Shake for Me, Baby

Once again, I have been delinquent in updating the site. But at least this time, I have a perfectly legitimate excuse for my delinquency: 6 lbs 4 oz to be exact. I’d love to post a picture of our little bundle of loudness, but knowing the evils that lurk on the interweb, I’m sure my jpeg would wind up the victim of some nefarious Photoshopper.

How are the first few weeks of parenting? I touch another human’s feces on a daily basis. I’ve gotten about 20 minutes of sleep within the past 12 days (which is probably 20 minutes more than The Wife has). And despite rarely getting sick, exhaustion has allowed my immune system to accept the worst cold I’ve had in years. So sleep deprivation, sickness, and humiliating tasks–it’s kinda like being a POW, but I’m surrounded by pacifiers.

The Baby is clearly readying herself for a career in the CIA, Black Ops division. She’s already an expert in wearing down a man’s psyche via sleep deprivation. Every night, she starts to cry at around 3 in the morning, so I get up and give her a pacifier and rock her back to what seems like sleep. Then I put her back down in the basinet, and she seems as if she’s ready to return to Slumberland. She breathes deep a few times, makes a sighing sound–sometimes she even makes a brief upset-sounding noise before settling down, leading me to believe she’s truly over her crankiness and is going to sleep. Then, I settle back down into bed and lay there motionless for 5-10 minutes, not wanting to make a sound, listening for any sign that she might start crying again. At some point, I convince myself that the coast is clear, so I close my eyes and try to go back to sleep.

At that moment, inevitably at that exact moment, she starts crying again. I’m ready to confess to embassy bombings and the Lindbergh kidnapping at this point.

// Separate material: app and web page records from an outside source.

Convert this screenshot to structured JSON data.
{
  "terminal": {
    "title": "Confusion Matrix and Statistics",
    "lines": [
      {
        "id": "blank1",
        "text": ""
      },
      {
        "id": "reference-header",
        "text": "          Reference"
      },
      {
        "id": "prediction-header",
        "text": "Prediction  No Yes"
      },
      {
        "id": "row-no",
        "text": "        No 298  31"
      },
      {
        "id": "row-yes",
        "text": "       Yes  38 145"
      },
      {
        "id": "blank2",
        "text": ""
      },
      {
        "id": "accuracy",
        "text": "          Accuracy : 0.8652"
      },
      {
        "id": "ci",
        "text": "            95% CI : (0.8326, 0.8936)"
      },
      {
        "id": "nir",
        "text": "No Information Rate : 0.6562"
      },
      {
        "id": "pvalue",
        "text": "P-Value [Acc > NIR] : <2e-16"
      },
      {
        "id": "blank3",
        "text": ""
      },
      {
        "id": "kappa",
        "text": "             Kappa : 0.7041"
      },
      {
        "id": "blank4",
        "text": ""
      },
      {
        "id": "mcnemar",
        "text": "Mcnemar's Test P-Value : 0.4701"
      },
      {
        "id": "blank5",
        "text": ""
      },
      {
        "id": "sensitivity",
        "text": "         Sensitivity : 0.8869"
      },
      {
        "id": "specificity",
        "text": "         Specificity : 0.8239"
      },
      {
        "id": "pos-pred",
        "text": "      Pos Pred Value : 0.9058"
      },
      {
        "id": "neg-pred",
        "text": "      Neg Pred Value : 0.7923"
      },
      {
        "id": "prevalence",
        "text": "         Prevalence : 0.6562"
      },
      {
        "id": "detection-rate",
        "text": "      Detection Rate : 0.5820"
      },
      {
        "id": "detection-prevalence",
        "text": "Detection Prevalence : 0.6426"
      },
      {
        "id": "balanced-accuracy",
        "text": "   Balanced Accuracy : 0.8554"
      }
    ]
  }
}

But I’m happy. The baby can scream for eight hours straight, but I’m over the moon if she un-squints her eyes, looks at me, and displays a facial expression vaguely reminiscent of a smile (probably a result of gas). Just watching her dart her head around and look around this brand new world, obviously not having the slightest clue what she’s looking at, is utterly fascinating to me.

Usually, I can’t enjoy anything without thinking either (A) This event I am enjoying right now will soon end, or (B) This event I’m enjoying right now will be ruined by some catastrophe. A baby is an infinitely more fragile thing than anything I’ve ever known, and yet I don’t have the same terror that something or someone is going to take her from me. I shan’t attempt to explain this feeling.

Once the baby was born, The Wife wanted me to attend hospital parenting classes. Problem was, this wackadoo hospital scheduled all of these classes at 8 or 9 in the morning, so that wasn’t happening–not when I’d stayed up until 6am to witness the actual birth. Seriously, who the shit is gonna show up bright and early at a hospital to take a crash course in Diaper Changing 101?

However, there is one video that all new parents must legally watch. And that is the Shaken Baby Syndrome video. The Wife lovingly agreed to Take One For The Team, watch it and say I was unavailable to do so.

As a kid, I was pretty elitist. I was always in Smart Kid classes, surrounded by other Smart Kids, and I couldn’t understand why other kids didn’t know the same things I did. As an adult, I’ve learned that there are many different forms of intelligence, that not everyone starts out life on the same level playing field with the same amount of Cultural Capital. Many people, through no fault of their own, just don’t have access to the kind of knowledge that I take for granted. That doesn’t make said person dumb, or a bad person.

But dear sweet creeping Jesus, if you don’t know that you shouldn’t shake a baby, kill yourself. For the good of humankind, remove yourself from the gene pool posthaste. Please. Maybe there’s some undiscovered tribe in the deepest, darkest jungles of the earth, untouched by civilization, still living the same way as they have for millennia, who could benefit from such a lesson. But I have a feeling that even such hypothetical primitives would know YOU DON’T SHAKE A BABY, and would view such an instruction as insultingly condescending, and would probably kill you with poison-tipped arrows for your insolence.

If the hospital or the state or the city is concerned that someone somewhere might not know this, they should just institute a brief one-on-one test with each parent (or caregiver or whoever).

“Since you’re a new parent, we have to ask you: You know you should always shake a baby, right?”

“No, actually, you should never shake a baby. It’s very bad for them.”

“Correct! Congratulations, you’re fit to be a parent. To celebrate this joyous occasion, here, take your newborn child and shake her violently.”

“No, you should never shake a baby.”

“C’mon, do it like you’re spraying a bottle of champagne.”


“You’re sure?”

“Yes, I’m positive.”

“Good! You passed the real test!”

The only way I’m watching a Shaken Baby instructional video is if it’s narrated by Troy McClure.